Damages arising from the same cause of action or transaction or occurrence or series of causes of action or transactions or occurrences shall not exceed $500,000 in the aggregate.
(c)  Types of losses recognized.–Damages shall be recoverable only for:
(1)  Past and future loss of earnings and earning capacity.
(2)  Pain and suffering in the following instances:
(i)  death; or
(ii)  only in cases of permanent loss of a bodily function, permanent disfigurement or permanent dismemberment where the medical and dental expenses referred to in paragraph (3) are in excess of $1,500.
(3)  Medical and dental expenses including the reasonable value of reasonable and necessary medical and dental services, prosthetic devices and necessary ambulance, hospital, professional nursing, and physical therapy expenses accrued and anticipated in the diagnosis, care and recovery of the claimant.
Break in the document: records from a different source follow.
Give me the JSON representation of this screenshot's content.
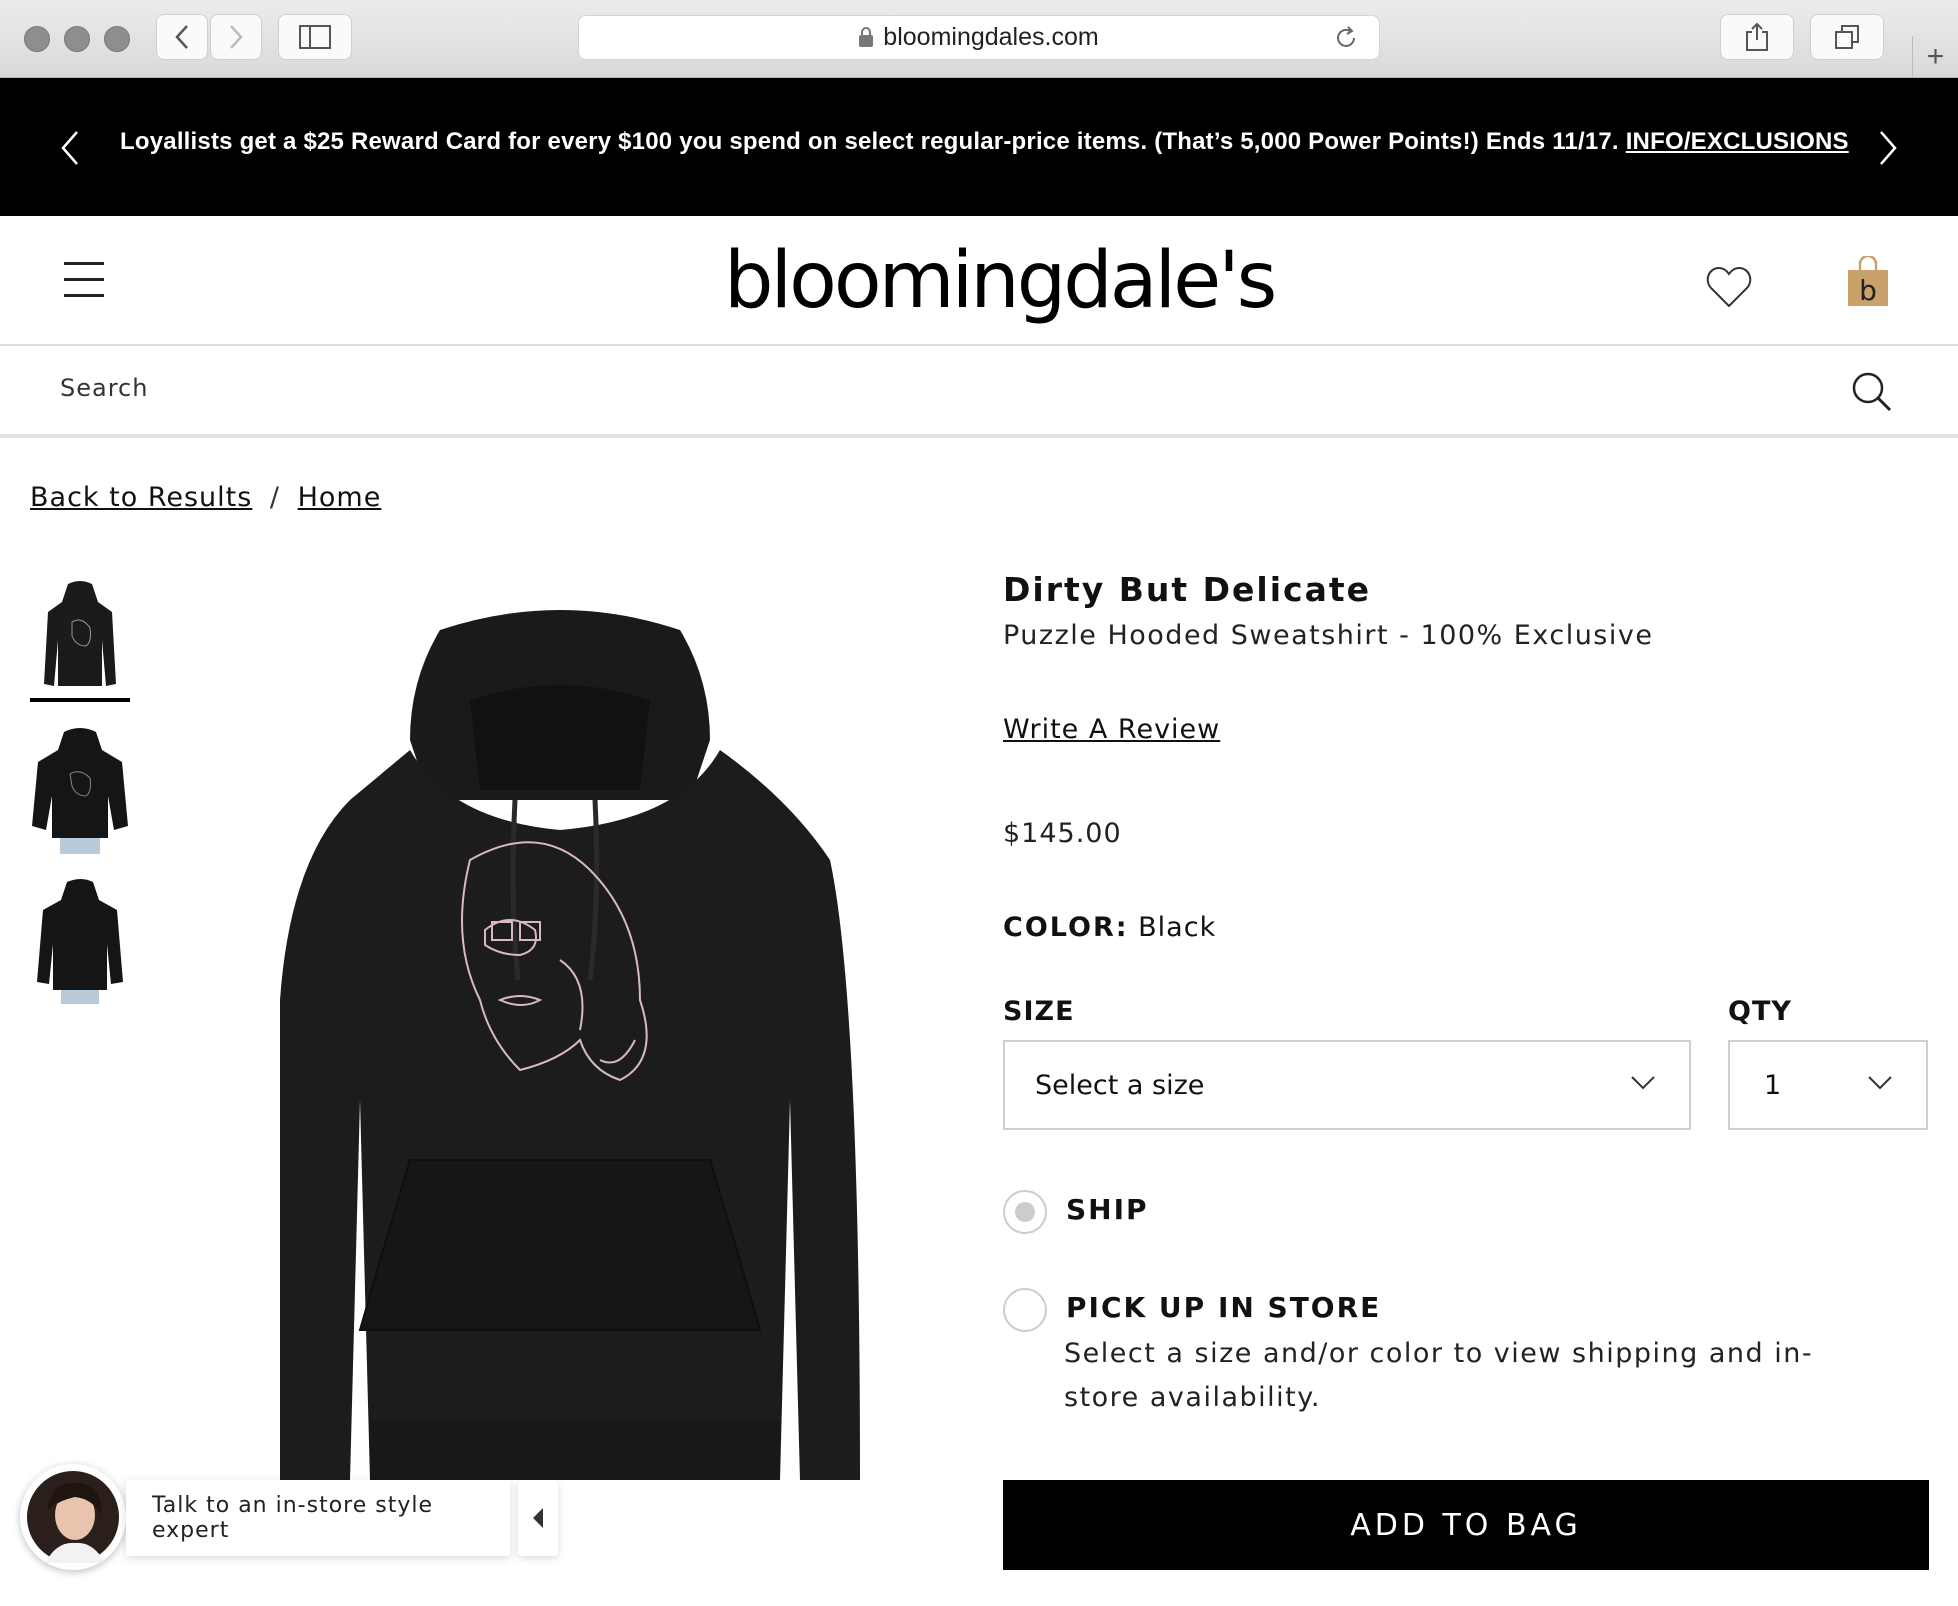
{
  "browser": {
    "url": "bloomingdales.com"
  },
  "promo": {
    "text": "Loyallists get a $25 Reward Card for every $100 you spend on select regular-price items. (That’s 5,000 Power Points!) Ends 11/17.",
    "link_label": "INFO/EXCLUSIONS"
  },
  "header": {
    "logo_text": "bloomingdale's",
    "bag_letter": "b",
    "bag_color": "#c9a26b"
  },
  "search": {
    "placeholder": "Search"
  },
  "breadcrumb": {
    "back_label": "Back to Results",
    "separator": "/",
    "home_label": "Home"
  },
  "product": {
    "brand": "Dirty But Delicate",
    "name": "Puzzle Hooded Sweatshirt - 100% Exclusive",
    "review_link": "Write A Review",
    "price": "$145.00",
    "color_label": "COLOR:",
    "color_value": "Black",
    "size_label": "SIZE",
    "size_value": "Select a size",
    "qty_label": "QTY",
    "qty_value": "1",
    "ship_label": "SHIP",
    "pickup_label": "PICK UP IN STORE",
    "availability_text": "Select a size and/or color to view shipping and in-store availability.",
    "add_to_bag_label": "ADD TO BAG"
  },
  "chat": {
    "text": "Talk to an in-store style expert"
  }
}
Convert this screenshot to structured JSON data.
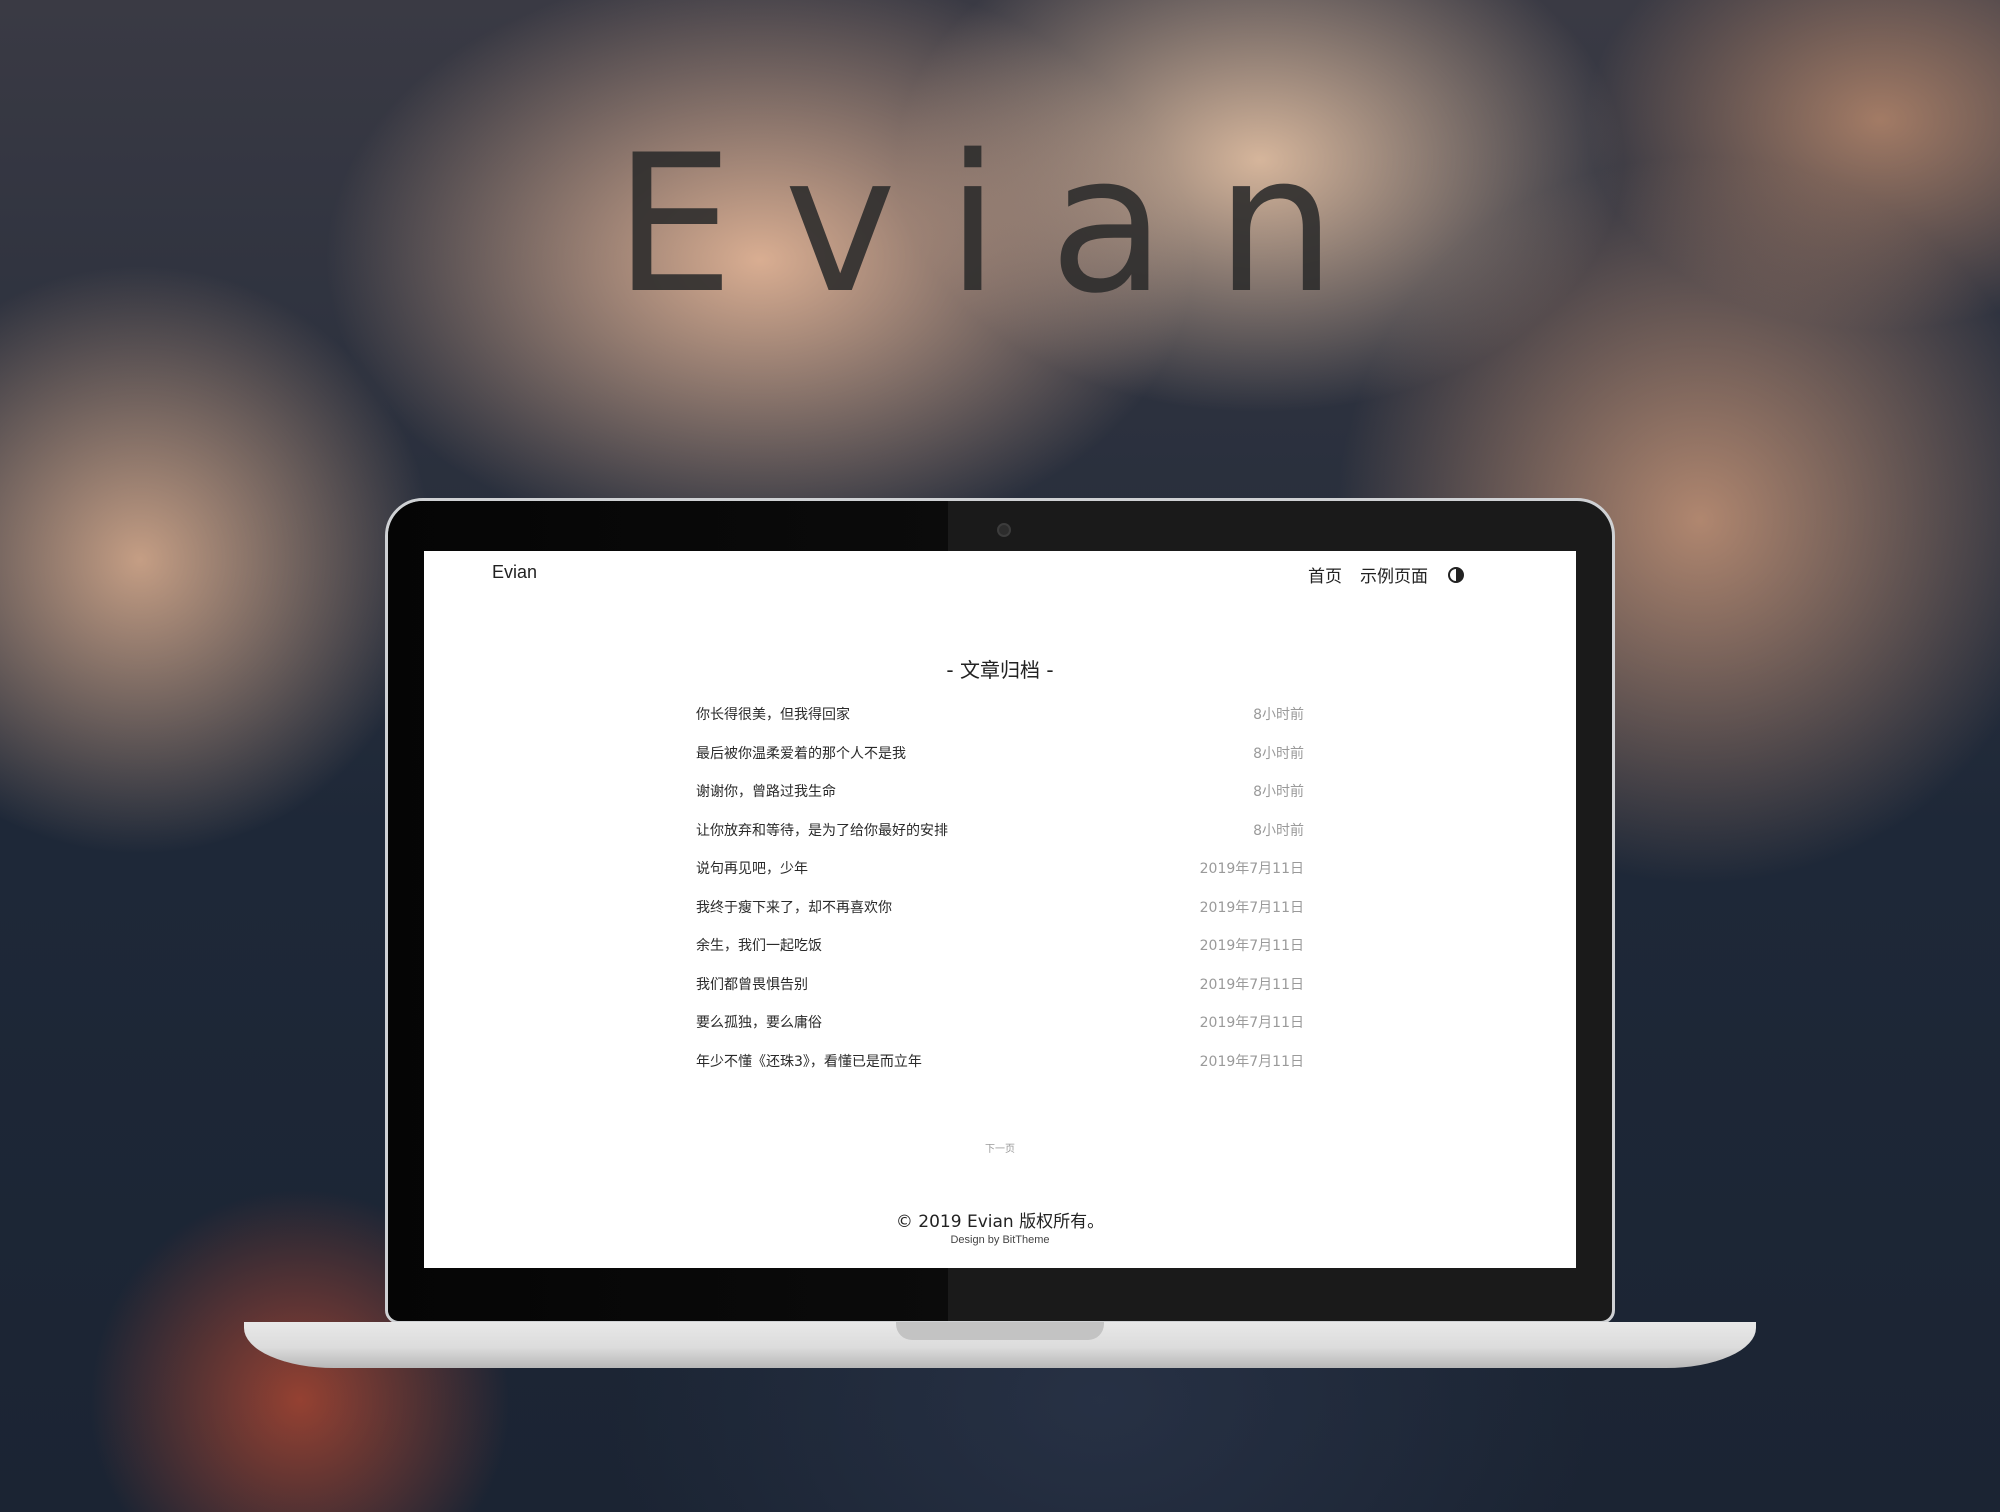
{
  "hero": {
    "title": "Evian"
  },
  "site": {
    "brand": "Evian",
    "nav": [
      {
        "label": "首页"
      },
      {
        "label": "示例页面"
      }
    ],
    "theme_toggle_icon": "contrast-icon"
  },
  "archive": {
    "heading": "- 文章归档 -",
    "posts": [
      {
        "title": "你长得很美，但我得回家",
        "date": "8小时前"
      },
      {
        "title": "最后被你温柔爱着的那个人不是我",
        "date": "8小时前"
      },
      {
        "title": "谢谢你，曾路过我生命",
        "date": "8小时前"
      },
      {
        "title": "让你放弃和等待，是为了给你最好的安排",
        "date": "8小时前"
      },
      {
        "title": "说句再见吧，少年",
        "date": "2019年7月11日"
      },
      {
        "title": "我终于瘦下来了，却不再喜欢你",
        "date": "2019年7月11日"
      },
      {
        "title": "余生，我们一起吃饭",
        "date": "2019年7月11日"
      },
      {
        "title": "我们都曾畏惧告别",
        "date": "2019年7月11日"
      },
      {
        "title": "要么孤独，要么庸俗",
        "date": "2019年7月11日"
      },
      {
        "title": "年少不懂《还珠3》，看懂已是而立年",
        "date": "2019年7月11日"
      }
    ],
    "next_page": "下一页"
  },
  "footer": {
    "copyright": "© 2019 Evian 版权所有。",
    "design_by": "Design by BitTheme"
  }
}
(4)  Loss of consortium.
(5)  Loss of support.
(6)  Property losses.